Rekenthaler: Otherwise, but don't buy your fund for yield, buy your fund first for we won't say absolute return, that's an overused phrase, but a consistent – we hope a consistent return and consistent gains and with more stability than…
Romick: Our goal is to, when we think about absolute return, it doesn't mean that the market is going to allow you to make money every year, but that's the way we think. We're not the people – we're not closet indexers. We don't think about you know what the benchmark has. We actually didn't own any financial stocks going into 2008, zero, sold them out number of years before that. Or actually we're net short slightly, you know, in this space. But going into the mess, we bought a ton of corporate bonds of financial companies, CIT Group, American General Finance, they were buying equipment trust certificates, equipment leasing or aircraft leasing in International Lease Finance division of AIG, buying lots of things like that.
So we will flex up the portfolio to certain sectors. And because of that we can easily be early, and when you are early, you can underperform for a period of time, we have no problem underperforming for a period of time. So, when you say consistent performance, consistent to us we think in seven-year cycles. So, consistent does not mean we're going to do well every year or every two years, because God knows in '98, '99, we looked absolutely moronic. You know market was up…
Rekenthaler: Right. You were a bit short on Internet – or not enough, I know you weren't short in them entirely, but...
Romick: We weren't short really, but we didn't have any Internet stocks.
Rekenthaler: -- you didn't have any Internet stocks.
Romick: We had very little technology, I mean practically nothing. This is not to our great strength. But we looked little bit smarter in 2000, 2001, 2002. We made money in each of those years where the market lost.
Rekenthaler: Is there anything else you'd like to add in conclusion that – or maybe an investment theme for today, where you're at today, and where an opportunity might be or a concern?
Romick: Three themes that we really continue to operate with us, one is to continue to focus on energy. We view energy as black gold. It will help in – it will be good. We think the supply to many countries of energy are very – continue to be very attractive over time. It will protect against the weak U.S. dollar should that occur, protect against inflation should that occur. So, we do continue to like energy. We've been spending more time in the healthcare space and then increasing some positions. There, obviously, has been so much concern surrounding heath care reform. So, in that field we've been able to make certain investments.

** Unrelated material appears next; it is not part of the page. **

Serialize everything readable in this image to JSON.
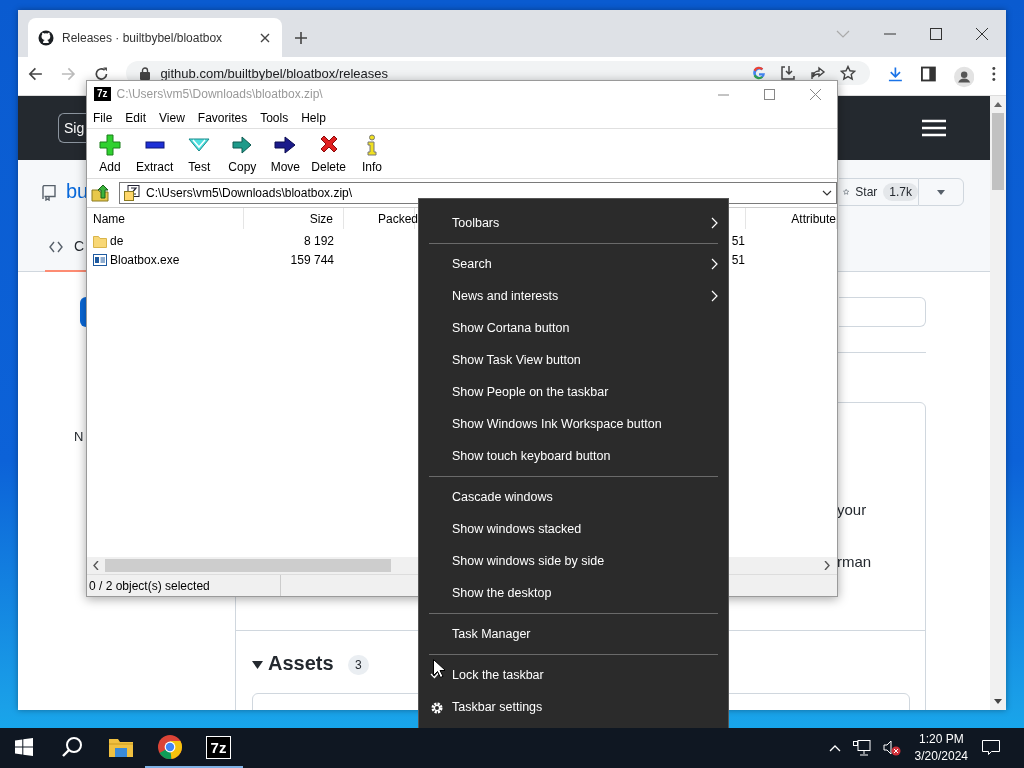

And then we've been – the third thing, which I had just mentioned a few moments ago was the purchase of subprime bonds – of not bonds of whole loans. These things are – this is hairy stuff. I mean, 90% of these loans that we were buying in some of the pools are 30 days or more past due, and these are not current. So, we're looking at the asset value and we got a good margin of safety. And so we're looking to either modify or short sale or do a new foreclosure or something on those, and get that money back relatively quickly.
So those are the themes that we're operating under. Concerns continue to be, you know, what's going on at the federal and state level debt both on and off balance sheet, whether it'd be on balance sheet debt or underfunded pensions or underfunded or unfunded, say, unemployment trust reserves, et cetera.
Rekenthaler: Thank you, Steve.
Romick: Thank you.
Rekenthaler: That was Steve Romick of FPA Crescent Fund. I'm John Rekenthaler of Morningstar. Thanks for joining us.